**WORK ORDER**.
Every line below that holds the string "content" should be copied out.

===== THE INPUT

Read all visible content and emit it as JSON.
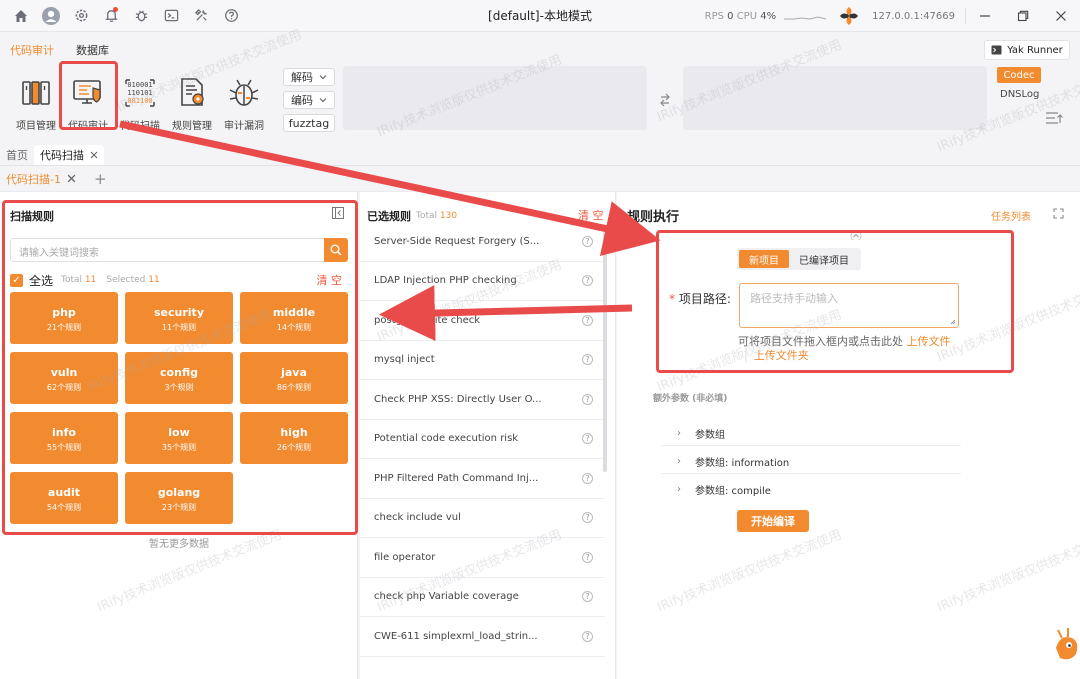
{
  "window": {
    "title": "[default]-本地模式",
    "rps_label": "RPS",
    "rps_value": "0",
    "cpu_label": "CPU",
    "cpu_value": "4%",
    "address": "127.0.0.1:47669"
  },
  "ribbon": {
    "tabs": [
      "代码审计",
      "数据库"
    ],
    "tools": [
      "项目管理",
      "代码审计",
      "代码扫描",
      "规则管理",
      "审计漏洞"
    ],
    "decode_label": "解码",
    "encode_label": "编码",
    "fuzztag_label": "fuzztag",
    "yak_runner_label": "Yak Runner",
    "codec_label": "Codec",
    "dnslog_label": "DNSLog"
  },
  "page_tabs": {
    "home": "首页",
    "code_scan": "代码扫描",
    "subtab": "代码扫描-1"
  },
  "scan_rules": {
    "title": "扫描规则",
    "search_placeholder": "请输入关键词搜索",
    "select_all": "全选",
    "total_label": "Total",
    "total_value": "11",
    "selected_label": "Selected",
    "selected_value": "11",
    "clear": "清 空",
    "no_more": "暂无更多数据",
    "cards": [
      {
        "name": "php",
        "count": "21个规则"
      },
      {
        "name": "security",
        "count": "11个规则"
      },
      {
        "name": "middle",
        "count": "14个规则"
      },
      {
        "name": "vuln",
        "count": "62个规则"
      },
      {
        "name": "config",
        "count": "3个规则"
      },
      {
        "name": "java",
        "count": "86个规则"
      },
      {
        "name": "info",
        "count": "55个规则"
      },
      {
        "name": "low",
        "count": "35个规则"
      },
      {
        "name": "high",
        "count": "26个规则"
      },
      {
        "name": "audit",
        "count": "54个规则"
      },
      {
        "name": "golang",
        "count": "23个规则"
      }
    ]
  },
  "selected_rules": {
    "title": "已选规则",
    "total_label": "Total",
    "total_value": "130",
    "clear": "清 空",
    "rules": [
      "Server-Side Request Forgery (S...",
      "LDAP Injection PHP checking",
      "postgres sqlite check",
      "mysql inject",
      "Check PHP XSS: Directly User O...",
      "Potential code execution risk",
      "PHP Filtered Path Command Inj...",
      "check include vul",
      "file operator",
      "check php Variable coverage",
      "CWE-611 simplexml_load_strin..."
    ]
  },
  "rule_exec": {
    "title": "规则执行",
    "task_list": "任务列表",
    "seg_new": "新项目",
    "seg_compiled": "已编译项目",
    "path_label": "项目路径:",
    "path_placeholder": "路径支持手动输入",
    "hint_prefix": "可将项目文件拖入框内或点击此处",
    "upload_file": "上传文件",
    "upload_folder": "上传文件夹",
    "extra_params": "额外参数 (非必填)",
    "params": [
      "参数组",
      "参数组: information",
      "参数组: compile"
    ],
    "start_button": "开始编译"
  },
  "watermark": "IRify技术浏览版仅供技术交流使用",
  "colors": {
    "accent": "#f28b30",
    "annotation": "#e94b4b"
  }
}
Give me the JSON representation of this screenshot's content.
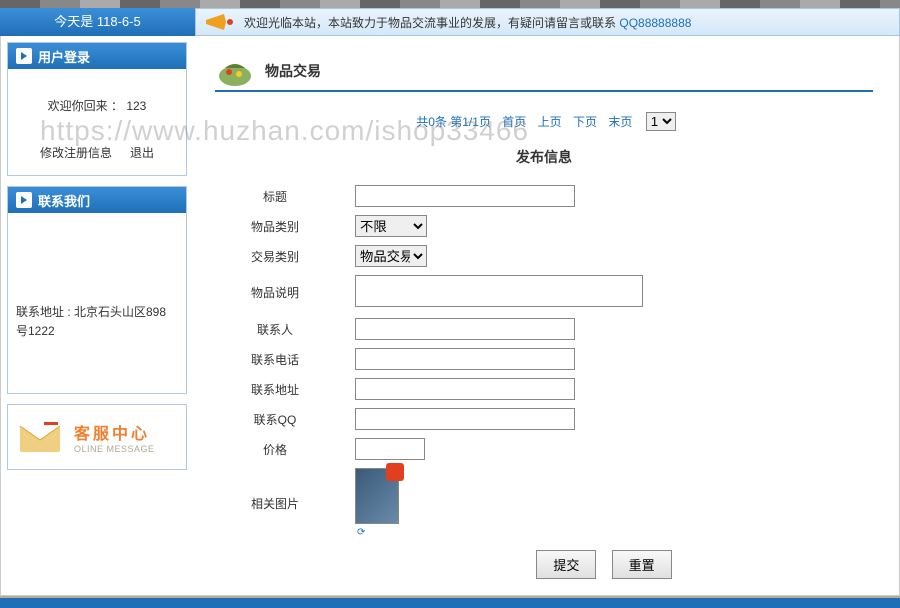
{
  "watermark": "https://www.huzhan.com/ishop33466",
  "date_bar": {
    "text": "今天是 118-6-5"
  },
  "announce": {
    "text": "欢迎光临本站，本站致力于物品交流事业的发展，有疑问请留言或联系",
    "qq": "QQ88888888"
  },
  "sidebar": {
    "login": {
      "header": "用户登录",
      "welcome_prefix": "欢迎你回来 ：",
      "username": "123",
      "edit_info": "修改注册信息",
      "logout": "退出"
    },
    "contact": {
      "header": "联系我们",
      "address": "联系地址 : 北京石头山区898号1222"
    },
    "service": {
      "title": "客服中心",
      "subtitle": "OLINE MESSAGE"
    }
  },
  "content": {
    "section_title": "物品交易",
    "pagination": {
      "info": "共0条 第1/1页",
      "first": "首页",
      "prev": "上页",
      "next": "下页",
      "last": "末页",
      "select_value": "1"
    },
    "publish_title": "发布信息",
    "form": {
      "labels": {
        "title": "标题",
        "item_type": "物品类别",
        "trans_type": "交易类别",
        "desc": "物品说明",
        "contact_name": "联系人",
        "contact_phone": "联系电话",
        "contact_addr": "联系地址",
        "contact_qq": "联系QQ",
        "price": "价格",
        "image": "相关图片"
      },
      "item_type_value": "不限",
      "trans_type_value": "物品交易",
      "thumb_link": "⟳"
    },
    "buttons": {
      "submit": "提交",
      "reset": "重置"
    }
  }
}
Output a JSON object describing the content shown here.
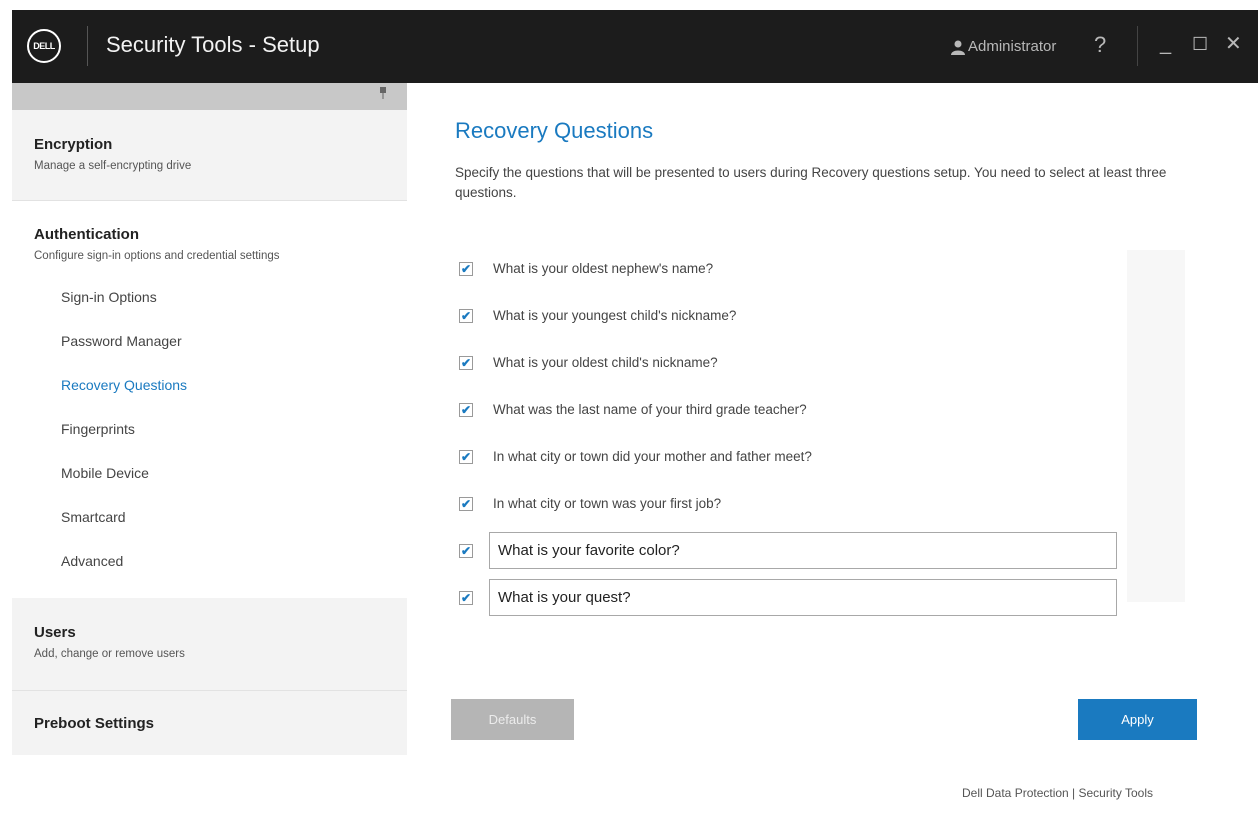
{
  "titlebar": {
    "logo_text": "DELL",
    "title": "Security Tools - Setup",
    "user": "Administrator",
    "help": "?",
    "minimize": "_",
    "maximize": "☐",
    "close": "✕"
  },
  "sidebar": {
    "pin_icon": "pin-icon",
    "encryption": {
      "title": "Encryption",
      "subtitle": "Manage a self-encrypting drive"
    },
    "authentication": {
      "title": "Authentication",
      "subtitle": "Configure sign-in options and credential settings",
      "items": [
        {
          "label": "Sign-in Options"
        },
        {
          "label": "Password Manager"
        },
        {
          "label": "Recovery Questions",
          "active": true
        },
        {
          "label": "Fingerprints"
        },
        {
          "label": "Mobile Device"
        },
        {
          "label": "Smartcard"
        },
        {
          "label": "Advanced"
        }
      ]
    },
    "users": {
      "title": "Users",
      "subtitle": "Add, change or remove users"
    },
    "preboot": {
      "title": "Preboot Settings"
    }
  },
  "main": {
    "title": "Recovery Questions",
    "description": "Specify the questions that will be presented to users during Recovery questions setup. You need to select at least three questions.",
    "questions": [
      {
        "text": "What is your oldest nephew's name?",
        "checked": true
      },
      {
        "text": "What is your youngest child's nickname?",
        "checked": true
      },
      {
        "text": "What is your oldest child's nickname?",
        "checked": true
      },
      {
        "text": "What was the last name of your third grade teacher?",
        "checked": true
      },
      {
        "text": "In what city or town did your mother and father meet?",
        "checked": true
      },
      {
        "text": "In what city or town was your first job?",
        "checked": true
      }
    ],
    "custom_questions": [
      {
        "value": "What is your favorite color?",
        "checked": true
      },
      {
        "value": "What is your quest?",
        "checked": true
      }
    ],
    "checkmark": "✔",
    "defaults_label": "Defaults",
    "apply_label": "Apply"
  },
  "footer": {
    "text": "Dell Data Protection | Security Tools"
  },
  "colors": {
    "accent": "#1a7ac0",
    "titlebar": "#1c1c1c"
  }
}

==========

**ANSWER BOX**.
Read all visible content and emit it as JSON.
Give me the JSON representation of this screenshot's content.
  "content": {
Output a JSON object describing the content shown here.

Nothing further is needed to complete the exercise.